Florida's junior senator and one of America's most prominent Hispanic politicians wants to take the Republican lead on immigration reform. Getting out front of President Obama's campaign pledge to overhaul the system in his second term, Mr. Rubio is laying out his ideas for possible legislation.
His wholesale fix tries to
square—triangulate, if you will—the liberal fringe that seeks broad
amnesty for illegal immigrants and the hard right's obsession with
closing the door. Mr. Rubio would ease the way for skilled engineers and
seasonal farm workers while strengthening border enforcement and
immigration laws.

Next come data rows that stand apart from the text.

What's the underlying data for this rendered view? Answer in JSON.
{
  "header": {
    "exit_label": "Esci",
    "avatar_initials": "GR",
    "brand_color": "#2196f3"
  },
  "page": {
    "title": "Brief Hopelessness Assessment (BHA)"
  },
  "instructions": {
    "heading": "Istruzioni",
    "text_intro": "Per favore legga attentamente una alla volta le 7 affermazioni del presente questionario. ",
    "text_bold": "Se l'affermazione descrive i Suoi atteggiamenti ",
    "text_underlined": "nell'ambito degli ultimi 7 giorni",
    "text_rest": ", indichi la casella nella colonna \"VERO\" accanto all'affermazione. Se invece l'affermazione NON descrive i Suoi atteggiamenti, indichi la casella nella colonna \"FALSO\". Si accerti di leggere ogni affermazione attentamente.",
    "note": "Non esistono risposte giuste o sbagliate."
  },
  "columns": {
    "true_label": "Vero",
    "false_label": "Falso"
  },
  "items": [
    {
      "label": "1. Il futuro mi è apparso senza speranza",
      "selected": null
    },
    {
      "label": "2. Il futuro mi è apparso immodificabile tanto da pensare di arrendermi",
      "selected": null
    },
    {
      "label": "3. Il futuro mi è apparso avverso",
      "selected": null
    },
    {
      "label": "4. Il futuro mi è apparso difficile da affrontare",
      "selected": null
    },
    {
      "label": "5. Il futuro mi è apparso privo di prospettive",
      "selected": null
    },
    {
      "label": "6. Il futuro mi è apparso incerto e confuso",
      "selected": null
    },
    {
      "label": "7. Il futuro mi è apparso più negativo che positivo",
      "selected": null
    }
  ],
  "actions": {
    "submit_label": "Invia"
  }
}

As for the undocumented migrants in America
today—eight to 12 million or so—he proposes to let them "earn" a working
permit and, one day, citizenship.
Any overhaul, he says, needs to "modernize" legal immigration.
America caps the number of visas for skilled workers and favors the
relatives of people already here. "I'm a big believer in family-based
immigration," he says. "But I don't think that in the 21st century we
can continue to have an immigration system where only 6.5% of people who
come here, come here based on labor and skill.
We have to move toward
merit and skill-based immigration."
He says the U.S. can either change the
ratio of preferences for family-based immigration or raise the hard cap
on people who bring investment or skills into the country. He prefers
the latter, noting that the U.S. doesn't produce enough science, math
and engineering graduates to fill the open posts in high-tech. He says
this number can be adjusted to demand: "I don't think there's a lot of
concern in this country that we'll somehow get overrun by Ph.D.s and
"The goal is to give American agriculture a reliable work force and to
give protection to these workers as well," Mr. Rubio says. "When someone
is [undocumented] they're vulnerable to being exploited."
"Here's how I envision it," he says. "They would have to come forward.
They would have to undergo a background check." Anyone who committed a
serious crime would be deported. "They would be fingerprinted," he
continues. "They would have to pay a fine, pay back taxes, maybe even do
community service. They would have to prove they've been here for an
extended period of time. They understand some English and are
assimilated. Then most of them would get legal status and be allowed to
stay in this country." (Full story at WSJ)